I’m 800 words into a review of a horror game and I haven’t yet mentioned what is scary about it. The thing about Shattered Memories is, it isn’t really that scary, not compared to the other horror games included in this feature. The only time the game tries to be an out-an-out horror game is during the poorly done ‘nightmare’ sections, in which the town freezes over and Harry is chased through confusing mazes of doors and fences by naked, sexually ambiguous, screaming humanoid creatures. Trust me when I say it is not as scary as it sounds. There is no combat at all in Shattered Memories, so consequently Harry just has to leg it when enemies are in sight. At first, it was panicky and adrenaline arousing, but when the enemies catch up to Harry, all they do is jump on his back. To throw them off, the game tells the player to fling their arms wildly in the direction of the creature, but whether the game decides to throw the creature off or not seems to be completely random. During several of the chases, I’d have two or three of the annoying gits trying to snuggle me to death, and the Wii would not accept my flailing as enough to knock them off. Other times, I’d shrug my shoulders nonchalantly, and it would send the creatures flying other the nearest fence. The dodgy controls and unthreatening enemies mean that the nightmare sections are just frustrating rather than frightening. It feels like they were included as an obligation rather than as an interesting addition to game play. It’s like the developer thought ‘Oh no, they might be getting bored of all the well-paced, unnerving exploration. Let’s throw in another screaming mutant chase to completely break the flow of the story’. The game is also incredibly easy, and doesn’t pose even the merest semblance of a challenge.

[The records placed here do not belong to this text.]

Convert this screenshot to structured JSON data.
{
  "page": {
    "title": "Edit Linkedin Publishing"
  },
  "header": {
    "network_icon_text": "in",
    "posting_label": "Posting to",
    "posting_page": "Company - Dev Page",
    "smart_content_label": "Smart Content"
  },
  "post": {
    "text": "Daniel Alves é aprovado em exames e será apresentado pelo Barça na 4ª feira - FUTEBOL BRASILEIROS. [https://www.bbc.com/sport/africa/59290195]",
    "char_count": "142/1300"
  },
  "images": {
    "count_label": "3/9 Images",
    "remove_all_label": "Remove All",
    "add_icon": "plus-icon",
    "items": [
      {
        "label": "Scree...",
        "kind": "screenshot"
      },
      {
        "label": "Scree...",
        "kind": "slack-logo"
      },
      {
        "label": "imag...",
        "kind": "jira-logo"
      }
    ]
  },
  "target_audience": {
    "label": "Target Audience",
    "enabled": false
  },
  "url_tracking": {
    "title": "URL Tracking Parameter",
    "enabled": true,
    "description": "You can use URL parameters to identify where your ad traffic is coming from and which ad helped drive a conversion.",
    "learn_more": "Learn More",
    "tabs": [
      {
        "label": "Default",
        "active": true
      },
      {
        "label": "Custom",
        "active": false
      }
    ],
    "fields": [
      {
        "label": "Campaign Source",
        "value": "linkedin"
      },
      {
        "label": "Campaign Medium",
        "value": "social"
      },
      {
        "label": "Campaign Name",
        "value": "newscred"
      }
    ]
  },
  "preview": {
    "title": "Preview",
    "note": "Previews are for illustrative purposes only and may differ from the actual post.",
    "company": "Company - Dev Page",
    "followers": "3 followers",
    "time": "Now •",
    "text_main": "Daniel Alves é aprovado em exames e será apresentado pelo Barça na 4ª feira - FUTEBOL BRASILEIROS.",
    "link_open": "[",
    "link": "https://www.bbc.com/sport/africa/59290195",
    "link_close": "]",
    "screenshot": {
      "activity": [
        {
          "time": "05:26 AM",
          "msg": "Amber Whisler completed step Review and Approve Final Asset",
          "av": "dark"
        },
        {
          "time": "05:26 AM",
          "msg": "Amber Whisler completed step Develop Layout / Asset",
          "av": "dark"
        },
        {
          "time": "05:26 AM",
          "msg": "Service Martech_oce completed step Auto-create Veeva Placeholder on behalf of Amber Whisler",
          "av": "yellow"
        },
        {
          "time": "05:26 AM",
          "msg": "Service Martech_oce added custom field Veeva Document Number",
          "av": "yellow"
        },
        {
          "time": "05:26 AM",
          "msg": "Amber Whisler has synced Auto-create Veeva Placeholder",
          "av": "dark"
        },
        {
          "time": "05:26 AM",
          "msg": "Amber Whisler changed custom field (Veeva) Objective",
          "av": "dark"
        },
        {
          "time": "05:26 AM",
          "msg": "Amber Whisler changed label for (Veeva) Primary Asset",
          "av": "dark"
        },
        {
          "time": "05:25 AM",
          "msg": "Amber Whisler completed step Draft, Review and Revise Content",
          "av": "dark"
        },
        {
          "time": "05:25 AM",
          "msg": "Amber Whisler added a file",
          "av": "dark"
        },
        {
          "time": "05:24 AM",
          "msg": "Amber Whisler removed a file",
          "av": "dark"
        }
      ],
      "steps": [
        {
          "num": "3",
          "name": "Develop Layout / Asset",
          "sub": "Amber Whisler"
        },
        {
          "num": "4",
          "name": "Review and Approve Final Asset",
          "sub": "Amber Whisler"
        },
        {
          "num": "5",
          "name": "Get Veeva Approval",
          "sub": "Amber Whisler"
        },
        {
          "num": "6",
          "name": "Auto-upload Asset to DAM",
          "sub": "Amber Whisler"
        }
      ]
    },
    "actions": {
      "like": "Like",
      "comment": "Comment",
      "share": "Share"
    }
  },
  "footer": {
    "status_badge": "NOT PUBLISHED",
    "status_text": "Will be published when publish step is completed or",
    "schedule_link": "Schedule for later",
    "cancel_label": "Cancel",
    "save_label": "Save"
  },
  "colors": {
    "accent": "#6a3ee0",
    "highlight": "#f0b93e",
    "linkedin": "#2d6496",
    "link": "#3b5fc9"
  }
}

Although the game has an extremely effective atmosphere, the fact that you know that Harry is safe as long as the surroundings don’t look like the inside of a fridge-freezer means that there is no threat. It makes it even more impressive then that the game still manages to be extremely unsettling and discomforting without having the protagonist chop up zombies. It’s not the kind of scare that makes you spit out your tea, or even the kind of scare that makes you gasp; it’s the kind of scare that invokes a deep, unquantifiable feeling of dread and confusion in the pit of your stomach. It manages this intangible feat by being so completely immersive. Harry is lost in a town that seems to be doing everything it can to muddy his mind, filled with people who seem to know more about everything than he does but who are un-forthcoming and fragmented.
Despite the fact that it doesn’t quite live up to its predecessors in terms of out-and-out horror, I’d say Shattered Memories is my favourite Silent Hill game thus far. It immerses you in an interesting but disturbing town with a protagonist who is as clueless as you are and lets you get lost in its fantastic story and extremely dense atmosphere. It has excellent replay value, pretty much demanding a second play through, and it’s an experience that lingers long in the memory, even if it does occasionally call you a pervert.
I’m a huge horror fan and I want to cover as many terrifying games as possible. If you have any recommendations for games that I could include in my Horror Show feature, please get in touch. Either leave a comment below, or contact me on Twitter (@thisisajoe) or message me on Tumblr (http://whatsjoebuildinginthere.tumblr.com) or drop me an email at firstname.lastname@example.org
A jaded horror enthusiast, I get my kicks hiding in cupboards from whatever hideous creatures happen to be around. However, I'm more than happy playing a wide range of genres on both consoles and PC. Apart from writing for Z1G, I'm also a History student.